When watching TV shows, or showing off about your new iMac over FaceTime, you’re well catered for with the built-in stereo speakers and selfie-cam. Audiophiles might gripe, but I found sound output sufficiently bassy and yet detailed enough for music and games, as long as the volume isn’t cranked up too far.

Power up

The big changes to this iMac are its innards. Sadly, it lacks the lauded T2 processor found in many of Apple’s other new Macs – and therefore feels left behind in this regard. But you do get a 6-core i5 by default (enough for most), which for 450 quid can be upgraded to an 8-core i9 (for more demanding users).

Elsewhere, Apple’s 8GB RAM seems miserly, and its upgrade prices are ‘interesting’; but this iMac – unlike the 21.5in or, indeed, iMac Pro – retains a RAM door that enables you to easily rectify this shortcoming yourself. That isn’t the case with storage, though, which is build-to-order unless you’re an iMac repair wizard. And you will want to upgrade.

Presumably for cost reasons, Apple defaults to Fusion Drives across the line. So you get a spinning disk twinned with a very small SSD. It’s… sub-optimal. Swapping the stock Fusion Drive for a 512GB SSD costs 90 quid – and is highly recommended. You’ll need to be made of money to go further – upgrading to a 1TB drive costs an eye-watering £450; 2TB costs £990.

Playing the game

Whether you’ll make use of all this power is another thing entirely. Apple threw a high-spec configuration Stuff’s way: a 3.6GHz i9 with Radeon Pro Vega 48. It left my 2015 4-core iMac for dust, as you might expect. Tasks in creative apps complete in about half the time in this config than on a 4-core iMac. There are noticeably far fewer issues with editing, rendering, and encoding media.

There are interesting comparisons to be made with the iMac Pro, too. Spec up the 27in iMac and you can get something that rivals the Pro – for half the price. And even though the iMac Pro will likely one day again leap far ahead, only those with very deep wallets and very specific high-end requirements will demand that level of power.

For faffing about in Safari, even the 27in iMac is of course overkill, but you might nonetheless be tempted to splash out for a family computer with gaming clout. I tested several titles, the first of which was The Witness. On the 2015 iMac, it struggles when going beyond 720p – at 1080p, the screen jerks every few seconds. Not on the 2019 iMac, which at 2560x1440 remained buttery smooth. That said, even with the Vega, ramping up the visuals beyond full HD in some titles will sometimes transform a silky smooth gaming experience into a stop-motion special. In short: don’t expect 5K gaming on that 5K display.

iMac Retina 5K (2019) verdict

This latest iMac treads a fine line between iconic and dated. It’s good to see the brand that put Apple back on the map still getting some love, even if it feels like the company’s more heavily invested in notebooks and mobile devices these days.

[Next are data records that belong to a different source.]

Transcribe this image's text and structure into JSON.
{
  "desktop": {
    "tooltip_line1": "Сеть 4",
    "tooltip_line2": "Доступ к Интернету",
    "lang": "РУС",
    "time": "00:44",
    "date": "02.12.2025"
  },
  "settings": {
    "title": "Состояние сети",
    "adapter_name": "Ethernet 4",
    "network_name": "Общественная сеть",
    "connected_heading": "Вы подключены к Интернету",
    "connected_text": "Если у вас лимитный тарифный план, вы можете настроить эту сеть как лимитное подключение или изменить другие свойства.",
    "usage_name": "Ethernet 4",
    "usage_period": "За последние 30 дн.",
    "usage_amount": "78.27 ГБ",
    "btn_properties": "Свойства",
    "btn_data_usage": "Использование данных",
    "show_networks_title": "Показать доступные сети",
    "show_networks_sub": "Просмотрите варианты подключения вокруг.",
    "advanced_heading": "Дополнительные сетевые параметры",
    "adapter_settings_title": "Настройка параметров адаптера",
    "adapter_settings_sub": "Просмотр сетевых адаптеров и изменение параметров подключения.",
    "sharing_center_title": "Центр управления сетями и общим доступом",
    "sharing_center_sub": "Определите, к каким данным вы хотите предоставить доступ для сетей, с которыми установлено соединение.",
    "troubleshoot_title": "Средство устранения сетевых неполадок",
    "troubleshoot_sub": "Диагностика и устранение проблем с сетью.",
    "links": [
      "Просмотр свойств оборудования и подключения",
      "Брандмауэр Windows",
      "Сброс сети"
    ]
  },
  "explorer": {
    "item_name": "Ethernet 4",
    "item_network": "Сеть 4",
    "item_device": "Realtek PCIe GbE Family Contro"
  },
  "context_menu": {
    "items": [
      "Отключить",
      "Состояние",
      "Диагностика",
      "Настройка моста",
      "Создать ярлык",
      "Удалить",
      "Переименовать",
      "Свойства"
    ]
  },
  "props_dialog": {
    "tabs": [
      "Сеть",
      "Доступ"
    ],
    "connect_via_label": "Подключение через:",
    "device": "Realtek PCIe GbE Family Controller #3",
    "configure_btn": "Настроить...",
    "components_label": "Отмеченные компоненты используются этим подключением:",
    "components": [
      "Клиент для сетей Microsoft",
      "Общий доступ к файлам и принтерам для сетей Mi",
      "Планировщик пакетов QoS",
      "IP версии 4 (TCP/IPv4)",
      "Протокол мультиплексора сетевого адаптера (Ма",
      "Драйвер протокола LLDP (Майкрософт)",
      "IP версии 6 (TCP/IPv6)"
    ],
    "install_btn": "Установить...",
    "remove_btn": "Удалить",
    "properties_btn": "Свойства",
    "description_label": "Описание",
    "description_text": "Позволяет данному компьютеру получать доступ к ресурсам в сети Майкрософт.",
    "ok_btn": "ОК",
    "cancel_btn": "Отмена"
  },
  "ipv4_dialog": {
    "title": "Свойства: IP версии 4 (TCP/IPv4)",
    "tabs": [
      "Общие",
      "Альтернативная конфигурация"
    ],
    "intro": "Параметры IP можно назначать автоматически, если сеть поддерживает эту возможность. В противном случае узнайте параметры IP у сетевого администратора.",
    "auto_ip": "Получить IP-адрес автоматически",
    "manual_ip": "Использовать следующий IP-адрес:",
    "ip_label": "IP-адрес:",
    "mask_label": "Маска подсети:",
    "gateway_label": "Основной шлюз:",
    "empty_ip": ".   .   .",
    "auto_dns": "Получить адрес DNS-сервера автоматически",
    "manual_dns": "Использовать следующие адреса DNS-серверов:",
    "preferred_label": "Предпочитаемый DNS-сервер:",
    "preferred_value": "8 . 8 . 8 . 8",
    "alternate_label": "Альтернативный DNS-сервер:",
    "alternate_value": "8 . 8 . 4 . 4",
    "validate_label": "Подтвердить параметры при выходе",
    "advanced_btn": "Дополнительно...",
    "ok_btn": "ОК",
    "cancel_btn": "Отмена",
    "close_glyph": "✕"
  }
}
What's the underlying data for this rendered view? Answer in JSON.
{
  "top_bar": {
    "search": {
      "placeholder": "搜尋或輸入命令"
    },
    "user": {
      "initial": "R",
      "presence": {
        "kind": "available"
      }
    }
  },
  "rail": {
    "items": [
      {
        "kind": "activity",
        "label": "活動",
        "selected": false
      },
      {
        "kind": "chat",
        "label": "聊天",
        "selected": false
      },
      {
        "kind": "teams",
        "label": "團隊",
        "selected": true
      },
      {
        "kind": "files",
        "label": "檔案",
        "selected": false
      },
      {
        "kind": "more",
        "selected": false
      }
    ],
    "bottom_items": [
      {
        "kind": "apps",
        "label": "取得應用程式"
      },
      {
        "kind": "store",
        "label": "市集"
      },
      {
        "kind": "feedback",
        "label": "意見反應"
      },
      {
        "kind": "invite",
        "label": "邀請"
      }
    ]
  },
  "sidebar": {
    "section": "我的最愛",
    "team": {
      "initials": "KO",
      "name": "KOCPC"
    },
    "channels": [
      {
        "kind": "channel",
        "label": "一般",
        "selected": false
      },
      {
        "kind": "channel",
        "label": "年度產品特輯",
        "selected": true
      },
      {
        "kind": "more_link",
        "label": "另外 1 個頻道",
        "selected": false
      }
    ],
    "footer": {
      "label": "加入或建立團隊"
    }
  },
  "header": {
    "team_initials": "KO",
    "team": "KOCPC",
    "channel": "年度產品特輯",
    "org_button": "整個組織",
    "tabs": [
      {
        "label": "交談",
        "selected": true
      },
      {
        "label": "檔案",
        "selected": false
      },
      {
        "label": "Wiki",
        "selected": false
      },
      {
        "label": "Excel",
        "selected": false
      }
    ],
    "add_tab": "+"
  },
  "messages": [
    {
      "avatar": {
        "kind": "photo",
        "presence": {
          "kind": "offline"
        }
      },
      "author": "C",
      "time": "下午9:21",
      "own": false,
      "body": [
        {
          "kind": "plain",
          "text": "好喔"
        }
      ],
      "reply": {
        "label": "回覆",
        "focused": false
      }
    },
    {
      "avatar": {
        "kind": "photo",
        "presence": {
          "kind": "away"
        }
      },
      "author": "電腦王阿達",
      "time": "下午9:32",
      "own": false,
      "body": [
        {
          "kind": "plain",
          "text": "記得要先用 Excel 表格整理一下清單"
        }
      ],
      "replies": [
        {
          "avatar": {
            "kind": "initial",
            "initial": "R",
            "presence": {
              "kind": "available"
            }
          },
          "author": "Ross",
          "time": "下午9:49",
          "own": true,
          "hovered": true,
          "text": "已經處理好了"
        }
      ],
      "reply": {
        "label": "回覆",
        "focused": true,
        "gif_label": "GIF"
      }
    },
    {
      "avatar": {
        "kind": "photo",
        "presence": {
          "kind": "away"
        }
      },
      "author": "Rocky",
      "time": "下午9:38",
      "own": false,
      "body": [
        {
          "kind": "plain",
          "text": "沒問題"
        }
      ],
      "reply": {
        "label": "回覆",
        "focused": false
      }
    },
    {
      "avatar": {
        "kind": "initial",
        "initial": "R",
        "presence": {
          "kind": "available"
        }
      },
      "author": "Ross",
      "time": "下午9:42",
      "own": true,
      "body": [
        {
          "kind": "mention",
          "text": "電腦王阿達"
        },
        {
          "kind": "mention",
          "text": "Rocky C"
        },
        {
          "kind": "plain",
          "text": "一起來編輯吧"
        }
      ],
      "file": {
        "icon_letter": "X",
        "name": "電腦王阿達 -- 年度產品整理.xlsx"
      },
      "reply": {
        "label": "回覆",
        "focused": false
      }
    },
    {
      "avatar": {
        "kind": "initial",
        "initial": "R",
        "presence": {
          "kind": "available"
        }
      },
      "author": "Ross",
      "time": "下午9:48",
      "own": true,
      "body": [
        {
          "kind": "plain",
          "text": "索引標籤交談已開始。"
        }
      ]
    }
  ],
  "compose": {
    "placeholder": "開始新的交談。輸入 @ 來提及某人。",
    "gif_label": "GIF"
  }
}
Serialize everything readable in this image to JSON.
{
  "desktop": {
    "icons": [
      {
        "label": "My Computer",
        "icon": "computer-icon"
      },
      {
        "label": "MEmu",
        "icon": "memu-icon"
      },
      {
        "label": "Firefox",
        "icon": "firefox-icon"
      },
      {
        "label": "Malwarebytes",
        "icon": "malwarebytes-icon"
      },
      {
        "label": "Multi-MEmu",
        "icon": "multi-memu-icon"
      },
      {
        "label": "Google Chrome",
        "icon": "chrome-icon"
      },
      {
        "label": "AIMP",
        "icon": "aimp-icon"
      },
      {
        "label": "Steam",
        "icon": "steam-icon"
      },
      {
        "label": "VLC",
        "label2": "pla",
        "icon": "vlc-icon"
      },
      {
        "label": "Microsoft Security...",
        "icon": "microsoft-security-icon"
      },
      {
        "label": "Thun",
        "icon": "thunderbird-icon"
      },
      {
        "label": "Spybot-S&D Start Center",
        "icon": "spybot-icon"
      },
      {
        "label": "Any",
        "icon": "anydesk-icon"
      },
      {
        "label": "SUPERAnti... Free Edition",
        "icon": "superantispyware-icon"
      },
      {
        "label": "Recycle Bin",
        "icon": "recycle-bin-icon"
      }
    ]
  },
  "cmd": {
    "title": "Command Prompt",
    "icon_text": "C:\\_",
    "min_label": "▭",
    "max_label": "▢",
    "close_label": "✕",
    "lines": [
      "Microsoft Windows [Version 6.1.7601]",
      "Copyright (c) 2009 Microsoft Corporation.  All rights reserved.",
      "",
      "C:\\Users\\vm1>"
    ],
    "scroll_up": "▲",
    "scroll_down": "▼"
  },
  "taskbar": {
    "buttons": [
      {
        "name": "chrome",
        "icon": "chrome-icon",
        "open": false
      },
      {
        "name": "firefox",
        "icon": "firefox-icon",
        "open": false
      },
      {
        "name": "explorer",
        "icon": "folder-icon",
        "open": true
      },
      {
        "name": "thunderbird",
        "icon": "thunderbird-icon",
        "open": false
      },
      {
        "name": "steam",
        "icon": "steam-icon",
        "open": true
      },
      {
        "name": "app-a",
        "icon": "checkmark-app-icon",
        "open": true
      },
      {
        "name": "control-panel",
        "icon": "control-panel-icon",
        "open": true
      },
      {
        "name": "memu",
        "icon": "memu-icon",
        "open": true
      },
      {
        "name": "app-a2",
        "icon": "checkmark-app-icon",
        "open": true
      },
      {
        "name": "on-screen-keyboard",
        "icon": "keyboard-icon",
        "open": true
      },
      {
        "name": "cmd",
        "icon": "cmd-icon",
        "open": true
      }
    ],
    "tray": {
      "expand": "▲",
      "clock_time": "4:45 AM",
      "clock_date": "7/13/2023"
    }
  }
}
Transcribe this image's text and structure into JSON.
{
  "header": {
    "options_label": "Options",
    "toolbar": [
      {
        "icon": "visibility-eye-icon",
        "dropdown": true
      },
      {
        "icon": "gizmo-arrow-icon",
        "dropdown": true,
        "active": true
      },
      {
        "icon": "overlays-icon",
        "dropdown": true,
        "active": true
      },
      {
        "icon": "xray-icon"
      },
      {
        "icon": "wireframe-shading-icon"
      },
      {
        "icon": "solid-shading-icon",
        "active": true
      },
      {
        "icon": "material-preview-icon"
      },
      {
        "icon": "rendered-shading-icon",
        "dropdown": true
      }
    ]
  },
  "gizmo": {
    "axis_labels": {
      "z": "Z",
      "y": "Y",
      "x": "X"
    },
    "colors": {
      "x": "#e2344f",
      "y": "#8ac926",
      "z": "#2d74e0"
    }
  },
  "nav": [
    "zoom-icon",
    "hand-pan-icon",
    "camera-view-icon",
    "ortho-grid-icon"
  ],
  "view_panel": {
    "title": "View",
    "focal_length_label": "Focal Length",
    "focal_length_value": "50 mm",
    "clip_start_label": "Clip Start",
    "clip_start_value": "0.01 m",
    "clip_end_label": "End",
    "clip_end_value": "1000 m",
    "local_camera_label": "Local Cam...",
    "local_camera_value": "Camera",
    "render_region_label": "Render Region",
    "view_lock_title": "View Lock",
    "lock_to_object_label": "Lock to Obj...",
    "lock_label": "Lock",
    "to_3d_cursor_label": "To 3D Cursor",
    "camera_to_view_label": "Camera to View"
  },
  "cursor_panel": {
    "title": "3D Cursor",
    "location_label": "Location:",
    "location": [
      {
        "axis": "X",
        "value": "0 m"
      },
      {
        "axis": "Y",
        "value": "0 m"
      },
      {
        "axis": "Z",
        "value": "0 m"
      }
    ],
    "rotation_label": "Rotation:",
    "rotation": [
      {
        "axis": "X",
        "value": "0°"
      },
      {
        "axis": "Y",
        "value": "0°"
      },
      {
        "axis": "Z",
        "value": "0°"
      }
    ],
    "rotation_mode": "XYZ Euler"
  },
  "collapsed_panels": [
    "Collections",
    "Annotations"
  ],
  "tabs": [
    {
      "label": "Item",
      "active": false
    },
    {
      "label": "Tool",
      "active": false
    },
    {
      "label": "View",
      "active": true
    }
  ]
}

If you’re looking for revolution, you’ll be disappointed. There may be major iMac changes on the horizon, but not here. And countering the marvellous display and impressive performance, there’s some tethering to the past – the lack of a T2 chip; the Fusion drive; a fan that’s hardly noisy, but nonetheless more audible than the one on my older iMac.

There’s also a nagging question: these days, who is an iMac for? (Beyond this Stuff writer, obviously.) My take is the iMac remains a solid option when you crave a computer that forces focus, rather than you noodling on a notebook, in front of the telly.

So this computer isn’t particularly novel, it’s certainly not cheap, and it’s not as cutting-edge as it might be. But it’s an iMac, and whether you’ve been a fan since Bondi Blue, or just want a gorgeous 5K desktop that’s a joy to use, that’s enough for now.

Stuff says... 

iMac Retina 5K (2019) review

More ‘return of the Mac’ than ‘Mac to the future’, this is nonetheless a solid refresh for Apple’s iconic desktop
from
£1,749
Good Stuff 
Gorgeous display
Fast and responsive
Improved graphics
Bad Stuff 
Lacks T2 processor
Can get very expensive
No SSDs by default